Air Force

September 7, 2012

F-16 pilot reaches flying hour milestone

Tags:
Staff Sgt. DARLENE SELTMANN

Maj. Frank Bricel, 69th Fighter Squadron assistant director of operations, prepares to exit his aircraft Aug. 31 after crossing his 3,000 flying hour mark in an F-16 Fighting Falcon at Luke Air Force Base. Bricel has been flying for 18 years.

On a scorching afternoon in the skies over Luke Air Force Base, one F- 16 pilot reached a milestone few can claim in their careers.

Maj. Frank Bricel, 69th Fighter Squadron assistant director of operations, reached his 3,000th flying hour Aug. 31 after 18 years of flying.

Bricel grew up in an Air Force family, and after watching and listening to the F-4s and F-105s on the base where his father was stationed, he knew by the 4th grade what he wanted to be when he grew up – a fighter pilot.

“It was the only career path I focused on,” he said. “I went through Air Force Reserve Officer Training Corps at Southern Illinois (University) and received my pilot’s slot at the end of my freshman year. Needless to say, my career was focused toward that goal.”

Bricel began his pilot training at Vance Air Force Base, Okla., and has been at Luke AFB since 1996. He spent three years active duty, got out and spent the next five years flying for a commercial airline. He joined the Reserve in 2004 and has been flying with them ever since. He is a full-time reservist in the 69th FS but flies out of the 62nd FS.

His most memorable mission was supporting Marines against Syrian freedom fighters in 2005 near the Iraq and Syrian border.

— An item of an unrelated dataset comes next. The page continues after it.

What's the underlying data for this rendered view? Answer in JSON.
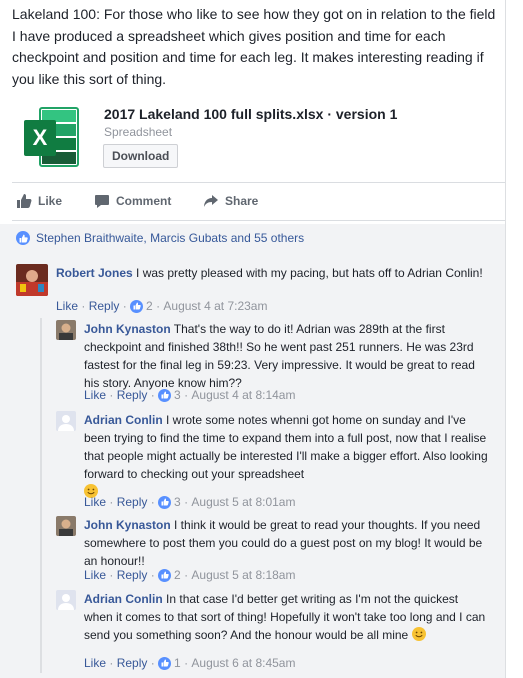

“I was tasked to destroy the enemy that was shooting at the Marines and did so with one joint direct attack munition and one laser-guided bomb,” Bricel said. “Both bombs were direct hits and the mission was a huge success.”

Bricel’s accomplishment does not go unnoticed in the close-knit pilot community.

“It’s a tremendous accomplishment – only 233 F-16 pilots have ever reached that honor,” said Lt. Col. Bob Whitehouse, 69th FS commander. “It typifies the professionalism, airmanship and experience that Bricel and the 69th FS bring to the total force integration at Luke.”

Bricel credits his success to the support of his father, retired Senior Master Sgt. Frank Bricel.




All of this week's top headlines to your email every Friday.


 
 

 
NEW_1

Luke F-35s visit Columbus AFB

Airman 1st Class Daniel Lile A T-6 Texan II roars overhead as the pilots of two Luke Air Force Base F-35 Lightning IIs prepare to exit their aircraft July 23 at Columbus Air Force Base, Mississippi. The pilots are Capt. Nichola...
 
 

Gillespie Loop: Honors Airman who made ultimate sacrifice

BAGRAM AIR FIELD, Afghanistan — The men and women of the 455th Air Expeditionary Wing came together for a road dedication ceremony to honor Master Sgt. Randy Gillespie, a fallen Airman who paid the ultimate sacrifice. Master Sgt. Randy Gillespie was a career fuels specialist who died July 9, 2007, from wounds sustained during small...
 
 

Who’s afraid of a little blood?

I have been in the Air Force for 22 years and have been a medical laboratory technician since the beginning of my career. The medical or clinical laboratory is where specimens are tested to provide information to medical providers who directly assist in the diagnosis, treatment and prevention of disease in patients. After graduating basic...
 

 

Pursue education for career’s sake

Everyone knows education can be a good bullet on an enlisted performance report, but few know the true value of an education in regard to a military career. The pursuit of an education can be just as valuable as the degree acquired at the end. The knowledge acquired in the pursuit of an education can...
 
 
Pg-3--photo-illustration

Candid money talk improves relationship

There are many reasons why people divorce but at the top of the list are lack of communication and finances. That’s why it’s important to combine these two topics to make for a successful long-lasting relationship. “I bel...
 
 

News Briefs July 31, 2015

Total body conditioning class A new total body conditioning class is 6:30 and 9 a.m. Monday and Wednesday. The 6:30 a.m. class is broken into two half hour segments to accommodate squadron or individual physical training. The 9 a.m. class is one hour. The class consists of body weight movements and the use of equipment...
 




0 Comments


Be the first to comment!


Leave a Reply

Your email address will not be published. Required fields are marked *

You may use these HTML tags and attributes: <a href="" title=""> <abbr title=""> <acronym title=""> <b> <blockquote cite=""> <cite> <code> <del datetime=""> <em> <i> <q cite=""> <s> <strike> <strong>